§ Exercise instructions:
Pictures don't belong in the copy; print all the records exactly.

§ Dataset extract:
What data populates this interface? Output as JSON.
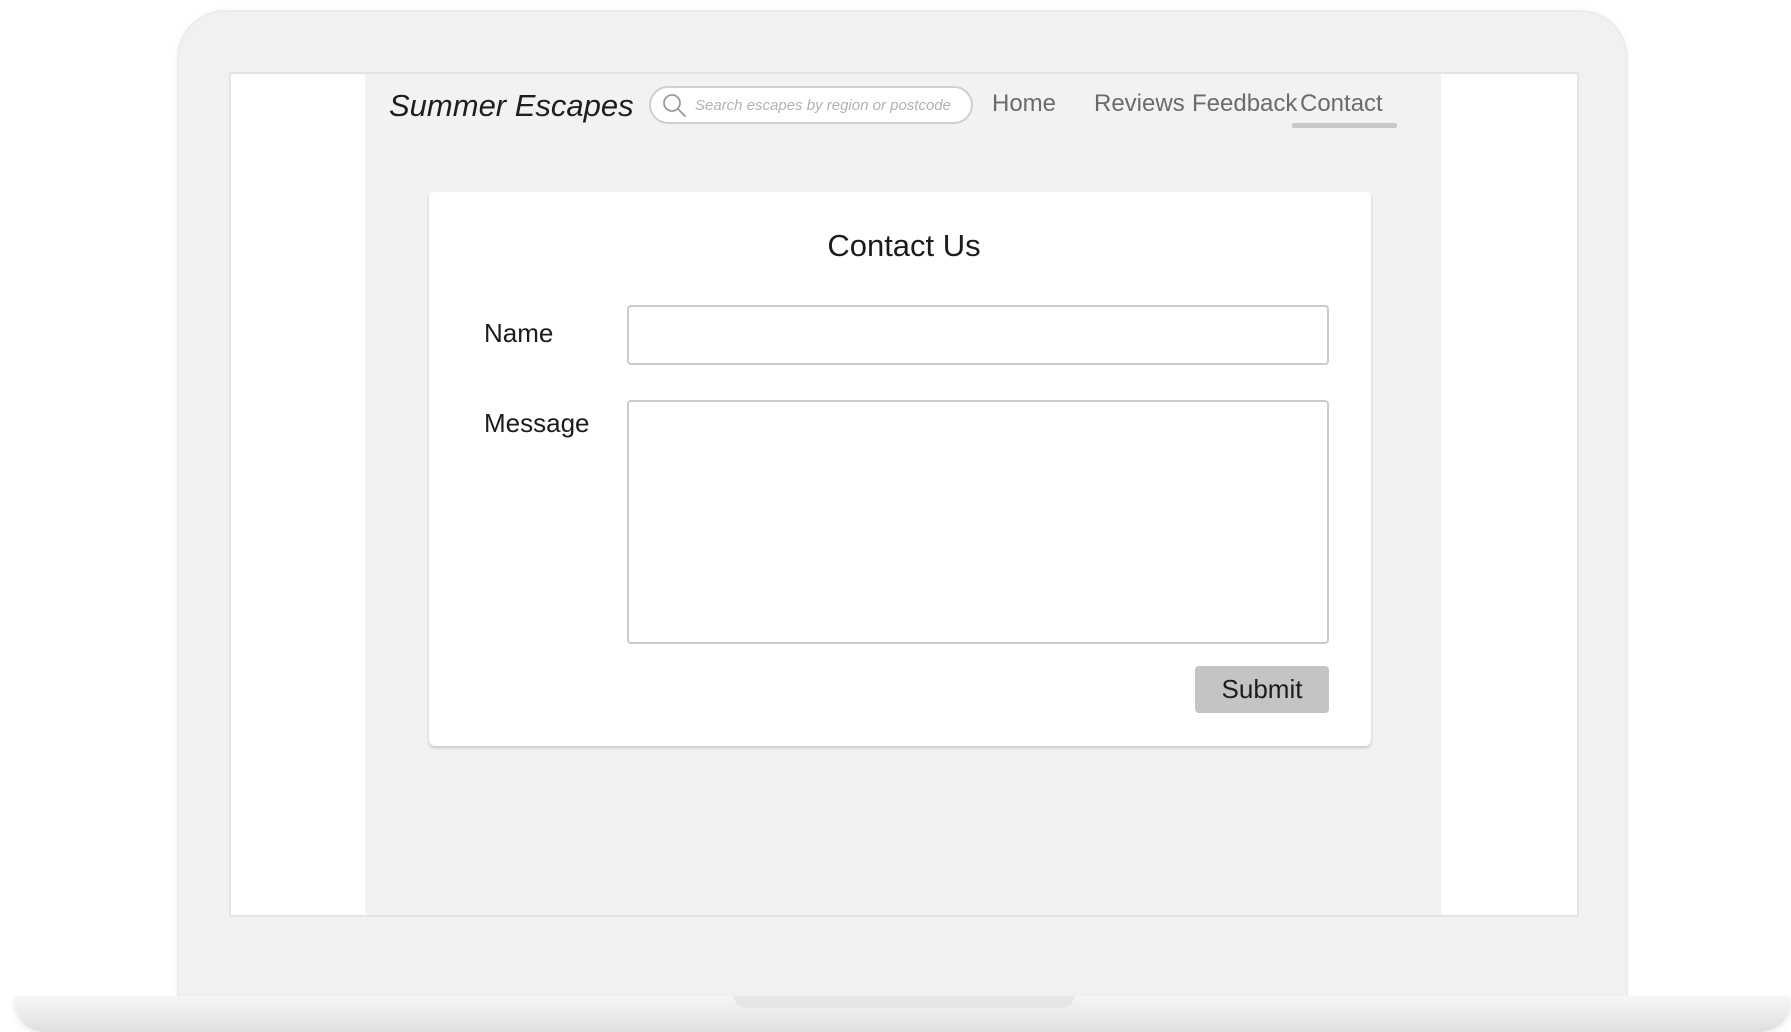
{
  "header": {
    "brand": "Summer Escapes",
    "search": {
      "placeholder": "Search escapes by region or postcode",
      "value": ""
    },
    "nav": [
      {
        "label": "Home",
        "active": false
      },
      {
        "label": "Reviews",
        "active": false
      },
      {
        "label": "Feedback",
        "active": false
      },
      {
        "label": "Contact",
        "active": true
      }
    ]
  },
  "contact_form": {
    "title": "Contact Us",
    "name_label": "Name",
    "name_value": "",
    "message_label": "Message",
    "message_value": "",
    "submit_label": "Submit"
  },
  "icons": {
    "search": "search-icon"
  },
  "colors": {
    "page_background": "#f2f2f2",
    "card_background": "#ffffff",
    "active_underline": "#c8c8c8",
    "button_background": "#c4c4c4",
    "nav_text": "#6b6b6b"
  }
}
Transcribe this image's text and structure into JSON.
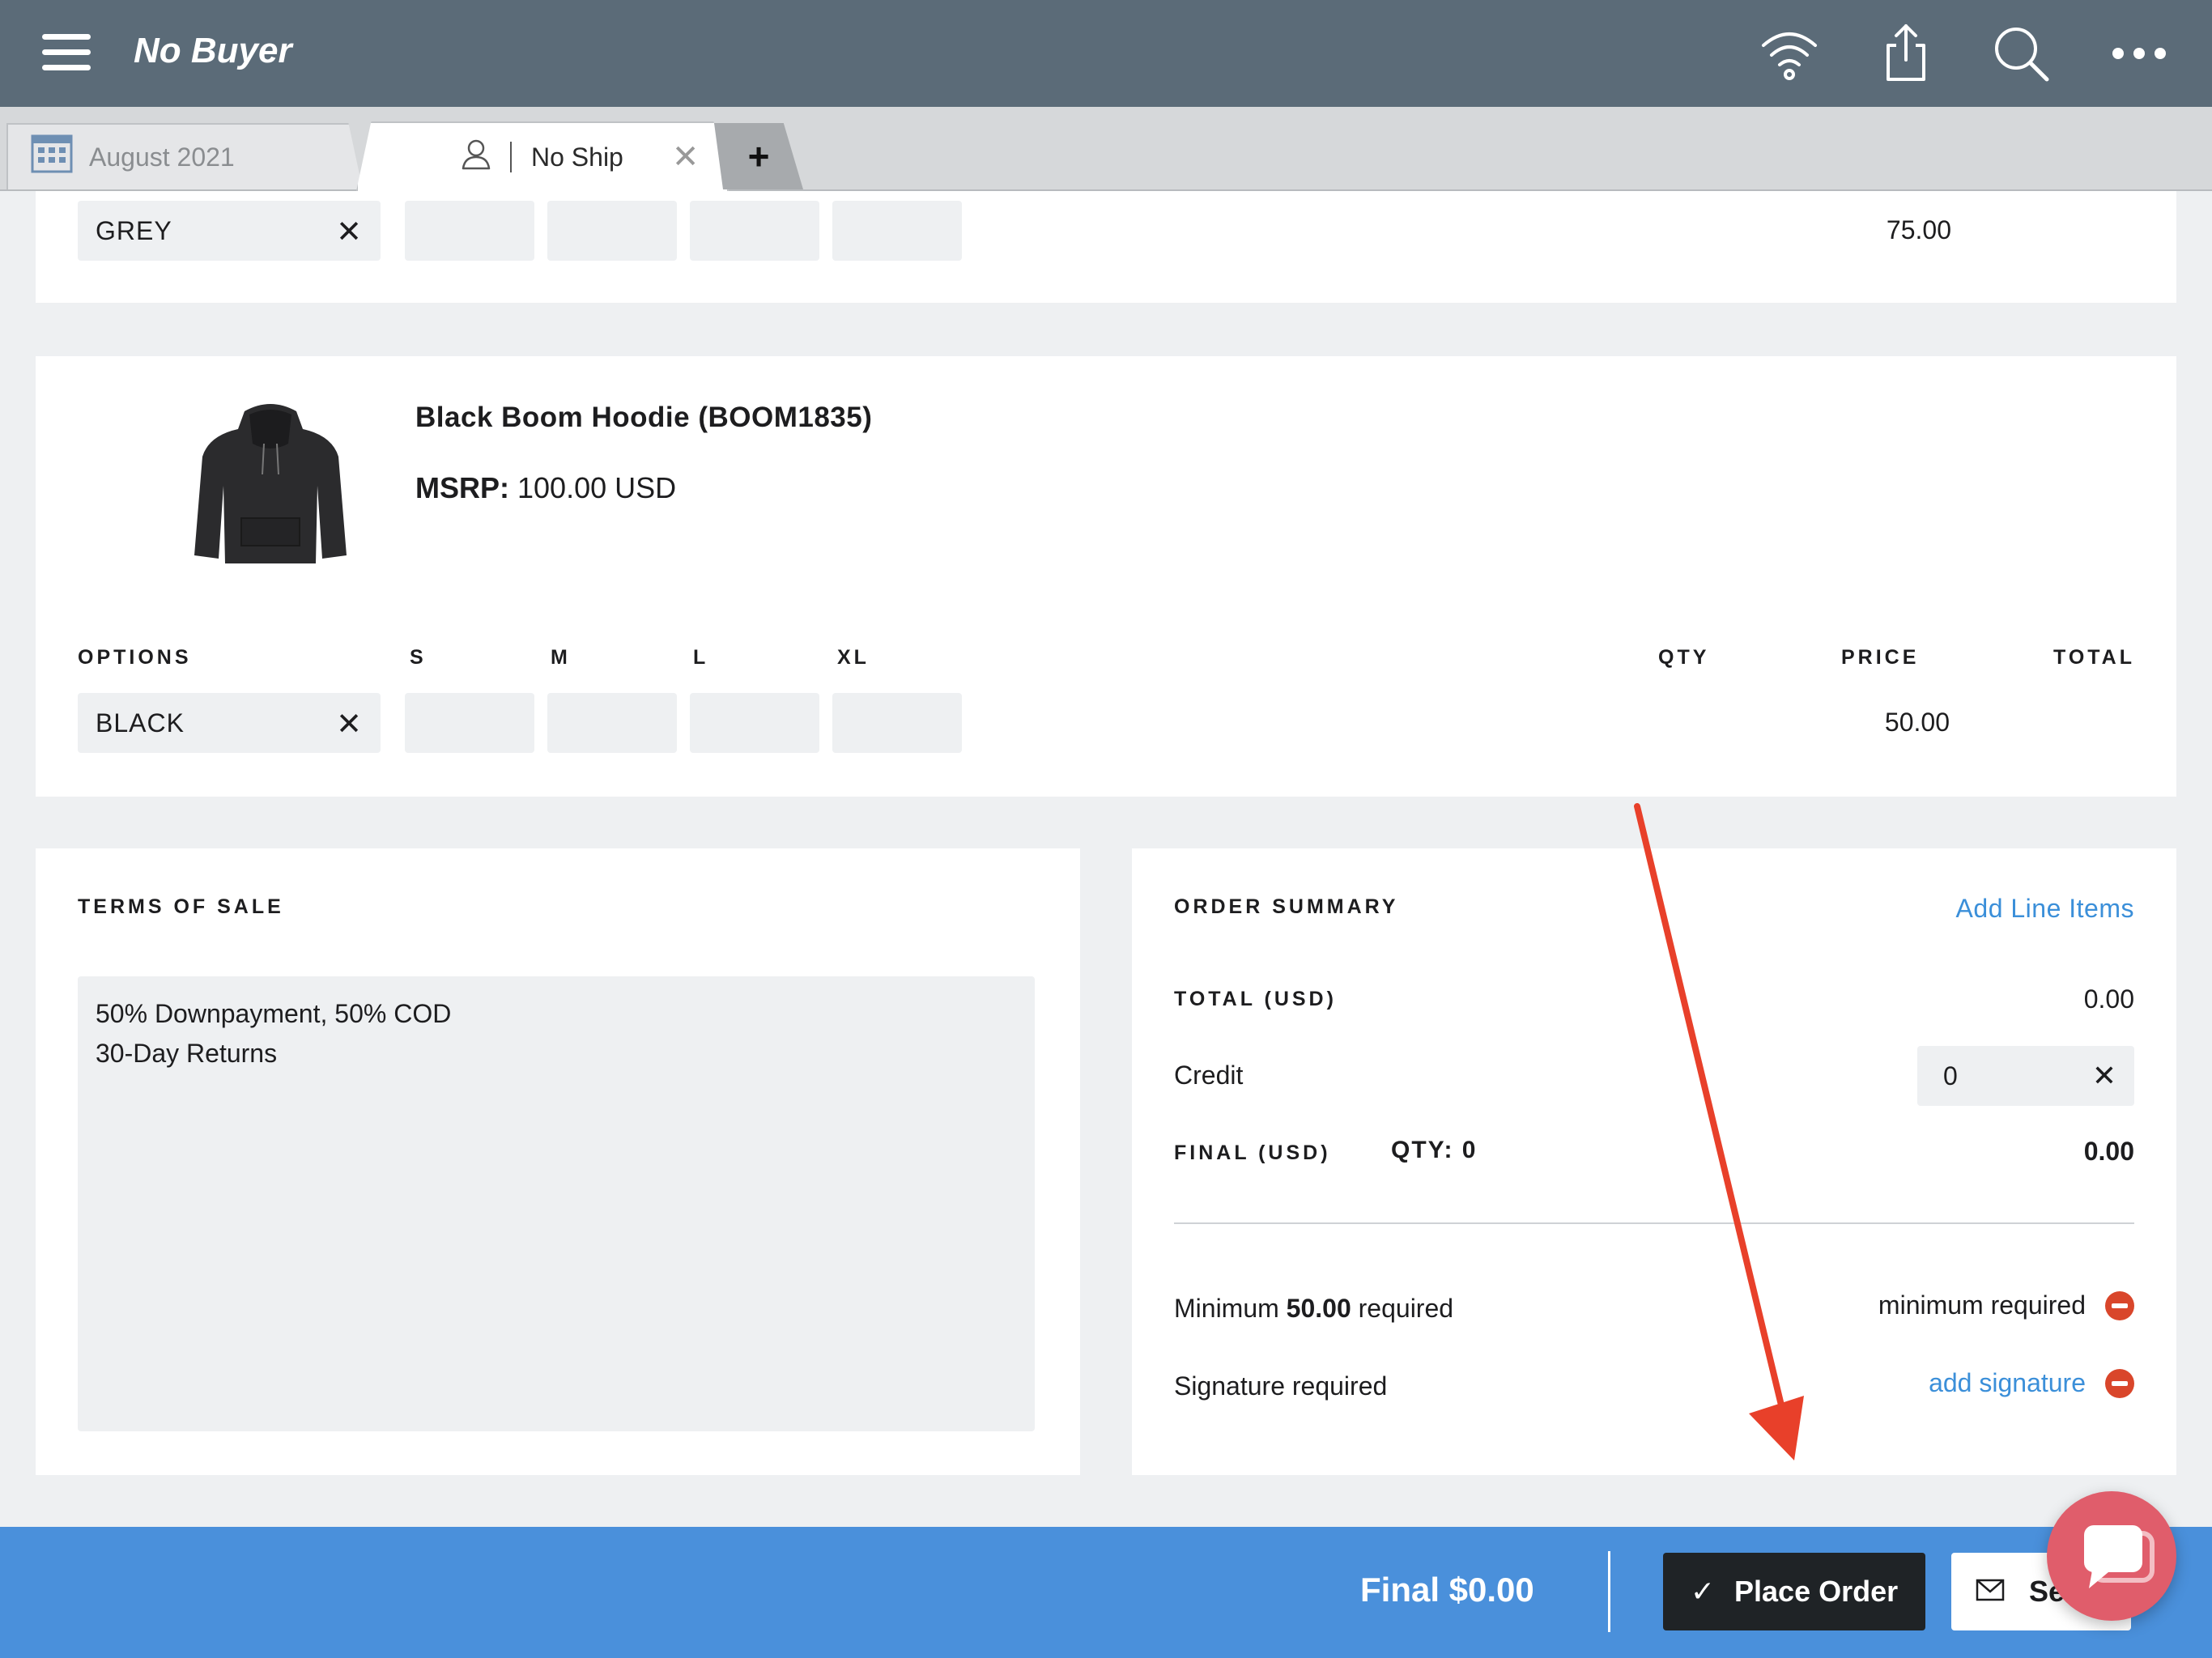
{
  "header": {
    "title": "No Buyer",
    "icons": [
      "menu-icon",
      "wifi-icon",
      "share-icon",
      "search-icon",
      "more-icon"
    ]
  },
  "tabs": {
    "calendar_tab": "August 2021",
    "ship_tab": "No Ship",
    "add_tab": "+"
  },
  "product_prev": {
    "option": "GREY",
    "price": "75.00"
  },
  "product": {
    "name": "Black Boom Hoodie (BOOM1835)",
    "msrp_label": "MSRP:",
    "msrp_value": "100.00 USD",
    "columns": {
      "options": "OPTIONS",
      "sizes": [
        "S",
        "M",
        "L",
        "XL"
      ],
      "qty": "QTY",
      "price": "PRICE",
      "total": "TOTAL"
    },
    "option": "BLACK",
    "price": "50.00"
  },
  "terms": {
    "title": "TERMS OF SALE",
    "line1": "50% Downpayment, 50% COD",
    "line2": "30-Day Returns"
  },
  "summary": {
    "title": "ORDER SUMMARY",
    "add_line_items": "Add Line Items",
    "total_label": "TOTAL (USD)",
    "total_value": "0.00",
    "credit_label": "Credit",
    "credit_value": "0",
    "final_label": "FINAL (USD)",
    "qty_label": "QTY: 0",
    "final_value": "0.00",
    "minimum_prefix": "Minimum",
    "minimum_amount": "50.00",
    "minimum_suffix": "required",
    "minimum_status": "minimum required",
    "signature_label": "Signature required",
    "signature_action": "add signature"
  },
  "footer": {
    "final": "Final $0.00",
    "place_order": "Place Order",
    "send": "Se"
  },
  "colors": {
    "topbar": "#5b6b78",
    "accent_blue": "#4a90db",
    "link_blue": "#3b8fd9",
    "error_red": "#d9462b",
    "annotation_arrow": "#e8402a"
  }
}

§ Solution for this exercise:
What data populates this interface? Output as JSON.
{
  "header": {
    "brand": "Summer Escapes",
    "search": {
      "placeholder": "Search escapes by region or postcode",
      "value": ""
    },
    "nav": [
      {
        "label": "Home",
        "active": false
      },
      {
        "label": "Reviews",
        "active": false
      },
      {
        "label": "Feedback",
        "active": false
      },
      {
        "label": "Contact",
        "active": true
      }
    ]
  },
  "contact_form": {
    "title": "Contact Us",
    "name_label": "Name",
    "name_value": "",
    "message_label": "Message",
    "message_value": "",
    "submit_label": "Submit"
  },
  "icons": {
    "search": "search-icon"
  },
  "colors": {
    "page_background": "#f2f2f2",
    "card_background": "#ffffff",
    "active_underline": "#c8c8c8",
    "button_background": "#c4c4c4",
    "nav_text": "#6b6b6b"
  }
}
Transcribe this image's text and structure into JSON.
{
  "header": {
    "title": "No Buyer",
    "icons": [
      "menu-icon",
      "wifi-icon",
      "share-icon",
      "search-icon",
      "more-icon"
    ]
  },
  "tabs": {
    "calendar_tab": "August 2021",
    "ship_tab": "No Ship",
    "add_tab": "+"
  },
  "product_prev": {
    "option": "GREY",
    "price": "75.00"
  },
  "product": {
    "name": "Black Boom Hoodie (BOOM1835)",
    "msrp_label": "MSRP:",
    "msrp_value": "100.00 USD",
    "columns": {
      "options": "OPTIONS",
      "sizes": [
        "S",
        "M",
        "L",
        "XL"
      ],
      "qty": "QTY",
      "price": "PRICE",
      "total": "TOTAL"
    },
    "option": "BLACK",
    "price": "50.00"
  },
  "terms": {
    "title": "TERMS OF SALE",
    "line1": "50% Downpayment, 50% COD",
    "line2": "30-Day Returns"
  },
  "summary": {
    "title": "ORDER SUMMARY",
    "add_line_items": "Add Line Items",
    "total_label": "TOTAL (USD)",
    "total_value": "0.00",
    "credit_label": "Credit",
    "credit_value": "0",
    "final_label": "FINAL (USD)",
    "qty_label": "QTY: 0",
    "final_value": "0.00",
    "minimum_prefix": "Minimum",
    "minimum_amount": "50.00",
    "minimum_suffix": "required",
    "minimum_status": "minimum required",
    "signature_label": "Signature required",
    "signature_action": "add signature"
  },
  "footer": {
    "final": "Final $0.00",
    "place_order": "Place Order",
    "send": "Se"
  },
  "colors": {
    "topbar": "#5b6b78",
    "accent_blue": "#4a90db",
    "link_blue": "#3b8fd9",
    "error_red": "#d9462b",
    "annotation_arrow": "#e8402a"
  }
}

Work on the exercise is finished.